[Task] Give back all the data exactly, line by line.

(Items listed in a dataset)
*** Begin section ***

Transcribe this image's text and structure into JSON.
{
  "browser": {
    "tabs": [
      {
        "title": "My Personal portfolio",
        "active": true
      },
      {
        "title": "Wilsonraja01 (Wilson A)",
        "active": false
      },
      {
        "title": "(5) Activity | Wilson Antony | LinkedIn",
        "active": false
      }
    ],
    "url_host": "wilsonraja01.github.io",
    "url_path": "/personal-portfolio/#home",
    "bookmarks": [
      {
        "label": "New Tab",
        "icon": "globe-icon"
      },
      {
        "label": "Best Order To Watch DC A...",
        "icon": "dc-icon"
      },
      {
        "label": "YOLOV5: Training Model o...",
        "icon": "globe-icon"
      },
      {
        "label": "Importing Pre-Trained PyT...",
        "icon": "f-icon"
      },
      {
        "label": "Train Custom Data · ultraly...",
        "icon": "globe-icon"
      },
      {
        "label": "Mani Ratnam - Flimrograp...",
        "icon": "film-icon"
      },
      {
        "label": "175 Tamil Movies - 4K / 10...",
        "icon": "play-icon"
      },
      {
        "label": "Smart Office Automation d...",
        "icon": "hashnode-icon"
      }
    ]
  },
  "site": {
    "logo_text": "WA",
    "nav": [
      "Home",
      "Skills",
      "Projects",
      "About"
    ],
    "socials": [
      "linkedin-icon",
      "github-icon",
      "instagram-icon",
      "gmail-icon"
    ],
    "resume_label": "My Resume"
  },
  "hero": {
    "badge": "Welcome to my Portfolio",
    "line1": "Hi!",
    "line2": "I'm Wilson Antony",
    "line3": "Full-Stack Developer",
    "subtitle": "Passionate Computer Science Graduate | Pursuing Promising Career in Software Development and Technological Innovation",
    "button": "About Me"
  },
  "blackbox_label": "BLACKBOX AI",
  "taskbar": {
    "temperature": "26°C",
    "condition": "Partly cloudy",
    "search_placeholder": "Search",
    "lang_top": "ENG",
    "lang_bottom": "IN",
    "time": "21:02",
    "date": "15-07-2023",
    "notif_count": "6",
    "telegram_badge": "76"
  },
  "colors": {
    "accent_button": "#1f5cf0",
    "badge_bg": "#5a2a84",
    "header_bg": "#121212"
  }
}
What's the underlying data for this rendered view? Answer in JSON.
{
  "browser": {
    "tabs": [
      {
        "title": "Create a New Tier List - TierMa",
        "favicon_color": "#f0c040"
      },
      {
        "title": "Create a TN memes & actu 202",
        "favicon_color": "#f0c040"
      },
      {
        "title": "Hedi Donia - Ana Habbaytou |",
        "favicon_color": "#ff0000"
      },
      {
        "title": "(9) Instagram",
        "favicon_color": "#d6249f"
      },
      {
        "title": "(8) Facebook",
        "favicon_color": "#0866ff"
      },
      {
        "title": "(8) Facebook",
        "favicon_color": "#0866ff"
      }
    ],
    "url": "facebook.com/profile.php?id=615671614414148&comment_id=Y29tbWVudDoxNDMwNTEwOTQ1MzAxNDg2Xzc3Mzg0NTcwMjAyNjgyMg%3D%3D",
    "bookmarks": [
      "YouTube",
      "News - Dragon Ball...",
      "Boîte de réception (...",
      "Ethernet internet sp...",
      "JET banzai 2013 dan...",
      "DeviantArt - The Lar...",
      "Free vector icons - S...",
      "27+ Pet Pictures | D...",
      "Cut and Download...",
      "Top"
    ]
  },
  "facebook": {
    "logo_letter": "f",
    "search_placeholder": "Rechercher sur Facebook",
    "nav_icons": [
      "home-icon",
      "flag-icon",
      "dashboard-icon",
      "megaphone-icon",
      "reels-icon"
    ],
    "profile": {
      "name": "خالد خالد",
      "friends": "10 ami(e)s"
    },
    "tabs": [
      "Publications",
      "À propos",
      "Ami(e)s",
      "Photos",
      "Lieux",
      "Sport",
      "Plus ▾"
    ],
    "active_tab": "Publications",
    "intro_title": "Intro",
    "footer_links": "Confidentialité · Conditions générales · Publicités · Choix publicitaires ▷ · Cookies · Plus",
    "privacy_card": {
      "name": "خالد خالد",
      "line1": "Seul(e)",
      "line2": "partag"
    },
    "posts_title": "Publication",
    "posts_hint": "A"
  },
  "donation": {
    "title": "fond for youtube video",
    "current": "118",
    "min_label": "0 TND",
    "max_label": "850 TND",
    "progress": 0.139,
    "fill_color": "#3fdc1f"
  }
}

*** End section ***

[Your solution]
Transcribe this image's text and structure into JSON.
{
  "browser": {
    "tabs": [
      {
        "title": "My Personal portfolio",
        "active": true
      },
      {
        "title": "Wilsonraja01 (Wilson A)",
        "active": false
      },
      {
        "title": "(5) Activity | Wilson Antony | LinkedIn",
        "active": false
      }
    ],
    "url_host": "wilsonraja01.github.io",
    "url_path": "/personal-portfolio/#home",
    "bookmarks": [
      {
        "label": "New Tab",
        "icon": "globe-icon"
      },
      {
        "label": "Best Order To Watch DC A...",
        "icon": "dc-icon"
      },
      {
        "label": "YOLOV5: Training Model o...",
        "icon": "globe-icon"
      },
      {
        "label": "Importing Pre-Trained PyT...",
        "icon": "f-icon"
      },
      {
        "label": "Train Custom Data · ultraly...",
        "icon": "globe-icon"
      },
      {
        "label": "Mani Ratnam - Flimrograp...",
        "icon": "film-icon"
      },
      {
        "label": "175 Tamil Movies - 4K / 10...",
        "icon": "play-icon"
      },
      {
        "label": "Smart Office Automation d...",
        "icon": "hashnode-icon"
      }
    ]
  },
  "site": {
    "logo_text": "WA",
    "nav": [
      "Home",
      "Skills",
      "Projects",
      "About"
    ],
    "socials": [
      "linkedin-icon",
      "github-icon",
      "instagram-icon",
      "gmail-icon"
    ],
    "resume_label": "My Resume"
  },
  "hero": {
    "badge": "Welcome to my Portfolio",
    "line1": "Hi!",
    "line2": "I'm Wilson Antony",
    "line3": "Full-Stack Developer",
    "subtitle": "Passionate Computer Science Graduate | Pursuing Promising Career in Software Development and Technological Innovation",
    "button": "About Me"
  },
  "blackbox_label": "BLACKBOX AI",
  "taskbar": {
    "temperature": "26°C",
    "condition": "Partly cloudy",
    "search_placeholder": "Search",
    "lang_top": "ENG",
    "lang_bottom": "IN",
    "time": "21:02",
    "date": "15-07-2023",
    "notif_count": "6",
    "telegram_badge": "76"
  },
  "colors": {
    "accent_button": "#1f5cf0",
    "badge_bg": "#5a2a84",
    "header_bg": "#121212"
  }
}
What's the underlying data for this rendered view? Answer in JSON.
{
  "browser": {
    "tabs": [
      {
        "title": "Create a New Tier List - TierMa",
        "favicon_color": "#f0c040"
      },
      {
        "title": "Create a TN memes & actu 202",
        "favicon_color": "#f0c040"
      },
      {
        "title": "Hedi Donia - Ana Habbaytou |",
        "favicon_color": "#ff0000"
      },
      {
        "title": "(9) Instagram",
        "favicon_color": "#d6249f"
      },
      {
        "title": "(8) Facebook",
        "favicon_color": "#0866ff"
      },
      {
        "title": "(8) Facebook",
        "favicon_color": "#0866ff"
      }
    ],
    "url": "facebook.com/profile.php?id=615671614414148&comment_id=Y29tbWVudDoxNDMwNTEwOTQ1MzAxNDg2Xzc3Mzg0NTcwMjAyNjgyMg%3D%3D",
    "bookmarks": [
      "YouTube",
      "News - Dragon Ball...",
      "Boîte de réception (...",
      "Ethernet internet sp...",
      "JET banzai 2013 dan...",
      "DeviantArt - The Lar...",
      "Free vector icons - S...",
      "27+ Pet Pictures | D...",
      "Cut and Download...",
      "Top"
    ]
  },
  "facebook": {
    "logo_letter": "f",
    "search_placeholder": "Rechercher sur Facebook",
    "nav_icons": [
      "home-icon",
      "flag-icon",
      "dashboard-icon",
      "megaphone-icon",
      "reels-icon"
    ],
    "profile": {
      "name": "خالد خالد",
      "friends": "10 ami(e)s"
    },
    "tabs": [
      "Publications",
      "À propos",
      "Ami(e)s",
      "Photos",
      "Lieux",
      "Sport",
      "Plus ▾"
    ],
    "active_tab": "Publications",
    "intro_title": "Intro",
    "footer_links": "Confidentialité · Conditions générales · Publicités · Choix publicitaires ▷ · Cookies · Plus",
    "privacy_card": {
      "name": "خالد خالد",
      "line1": "Seul(e)",
      "line2": "partag"
    },
    "posts_title": "Publication",
    "posts_hint": "A"
  },
  "donation": {
    "title": "fond for youtube video",
    "current": "118",
    "min_label": "0 TND",
    "max_label": "850 TND",
    "progress": 0.139,
    "fill_color": "#3fdc1f"
  }
}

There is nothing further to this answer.